When confronted, Pearson said he thought unincorporated associations were allowed to pass on donations of not more than £25,000 directly. He also said he would have given the donor’s name to the commission, although he said he was “not sure” if he had passed on the name of Patrick Barbour, a former Tory donor who he said was the person who donated £80,000 to UKIP through them last year. He claimed Barbour had given Global Britain £100,000 saying he would be “happy” if most of it went to UKIP.
He explained why he thought Barbour had wanted to stay anonymous: “He’d rather the Conservative party didn’t know he was giving that sort of money, you know,” he said.

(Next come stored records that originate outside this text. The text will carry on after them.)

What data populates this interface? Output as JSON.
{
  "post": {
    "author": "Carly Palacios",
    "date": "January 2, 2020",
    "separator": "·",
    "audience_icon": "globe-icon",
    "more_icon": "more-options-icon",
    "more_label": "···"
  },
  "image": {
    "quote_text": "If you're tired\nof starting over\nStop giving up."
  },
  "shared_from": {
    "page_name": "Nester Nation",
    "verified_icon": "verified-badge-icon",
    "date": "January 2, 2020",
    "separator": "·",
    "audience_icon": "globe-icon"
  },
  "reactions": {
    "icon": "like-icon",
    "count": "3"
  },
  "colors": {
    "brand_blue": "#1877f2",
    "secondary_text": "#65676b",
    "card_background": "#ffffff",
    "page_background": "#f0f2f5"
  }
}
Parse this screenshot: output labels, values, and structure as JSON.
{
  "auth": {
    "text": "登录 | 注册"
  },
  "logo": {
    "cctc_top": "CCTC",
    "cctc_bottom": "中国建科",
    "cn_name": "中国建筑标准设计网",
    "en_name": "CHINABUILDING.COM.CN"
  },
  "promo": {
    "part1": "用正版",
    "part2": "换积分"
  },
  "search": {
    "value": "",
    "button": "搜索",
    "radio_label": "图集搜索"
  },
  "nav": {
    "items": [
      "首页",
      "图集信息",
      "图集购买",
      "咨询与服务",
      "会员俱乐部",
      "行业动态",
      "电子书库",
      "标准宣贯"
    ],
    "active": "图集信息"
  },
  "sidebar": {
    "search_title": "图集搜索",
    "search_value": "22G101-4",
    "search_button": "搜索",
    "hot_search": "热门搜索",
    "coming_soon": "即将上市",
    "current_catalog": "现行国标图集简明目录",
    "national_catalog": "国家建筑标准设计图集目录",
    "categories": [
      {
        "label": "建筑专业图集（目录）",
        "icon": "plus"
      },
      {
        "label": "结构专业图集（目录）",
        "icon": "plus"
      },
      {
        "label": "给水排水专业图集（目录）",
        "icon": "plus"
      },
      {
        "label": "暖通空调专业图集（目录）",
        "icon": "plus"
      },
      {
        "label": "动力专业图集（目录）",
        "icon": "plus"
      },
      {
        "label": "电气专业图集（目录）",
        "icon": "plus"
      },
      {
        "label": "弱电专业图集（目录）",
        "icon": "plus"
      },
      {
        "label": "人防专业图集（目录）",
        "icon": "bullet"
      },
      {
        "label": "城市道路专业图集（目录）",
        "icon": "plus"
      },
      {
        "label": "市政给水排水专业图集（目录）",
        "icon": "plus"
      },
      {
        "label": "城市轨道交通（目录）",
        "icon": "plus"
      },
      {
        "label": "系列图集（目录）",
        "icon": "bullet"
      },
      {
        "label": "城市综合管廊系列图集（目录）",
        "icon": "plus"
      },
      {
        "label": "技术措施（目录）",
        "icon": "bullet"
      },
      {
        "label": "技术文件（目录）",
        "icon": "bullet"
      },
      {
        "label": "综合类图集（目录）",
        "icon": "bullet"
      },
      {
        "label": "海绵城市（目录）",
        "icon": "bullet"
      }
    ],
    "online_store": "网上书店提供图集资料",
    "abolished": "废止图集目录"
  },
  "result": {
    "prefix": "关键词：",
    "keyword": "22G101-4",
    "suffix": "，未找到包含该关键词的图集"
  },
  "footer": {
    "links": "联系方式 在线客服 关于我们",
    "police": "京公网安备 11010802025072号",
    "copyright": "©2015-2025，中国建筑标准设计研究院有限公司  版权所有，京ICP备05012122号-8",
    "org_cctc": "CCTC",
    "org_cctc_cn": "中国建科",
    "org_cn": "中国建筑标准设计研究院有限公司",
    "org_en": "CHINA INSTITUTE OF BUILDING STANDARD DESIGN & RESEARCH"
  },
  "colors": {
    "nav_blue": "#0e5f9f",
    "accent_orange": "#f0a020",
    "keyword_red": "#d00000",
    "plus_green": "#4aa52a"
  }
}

He said: “It still is my understanding that I do not think that what I said yesterday to your [undercover] reporter is wrong. I’m sorry if it is, and I’ll apologise.” Pearson said he was regularly in touch with the commission over Global Britain and donations.
Agnew said: “It’s not cut and dried and the acts are complicated. The law is often very difficult to interpret.”
Bannerman denied Reeve did no work for him and Agnew. He said Reeve worked for UKIP only “in his spare time”. Reeve agreed.
Farage said: “I said to Stuart Agnew, I can’t take this any further, that she [the aunt] would have to come and meet face to face with Lord Pearson and talk about it.”
Barbour said of his donation last year: “I am pretty sure that I left it up to [Pearson’s] discretion what it was spent on.”
In a later call he said he had not given to Global Britain in order to conceal an anonymous donation to UKIP.
A spokesman for the commission said it would take “appropriate action” if breaches of the rules had occurred.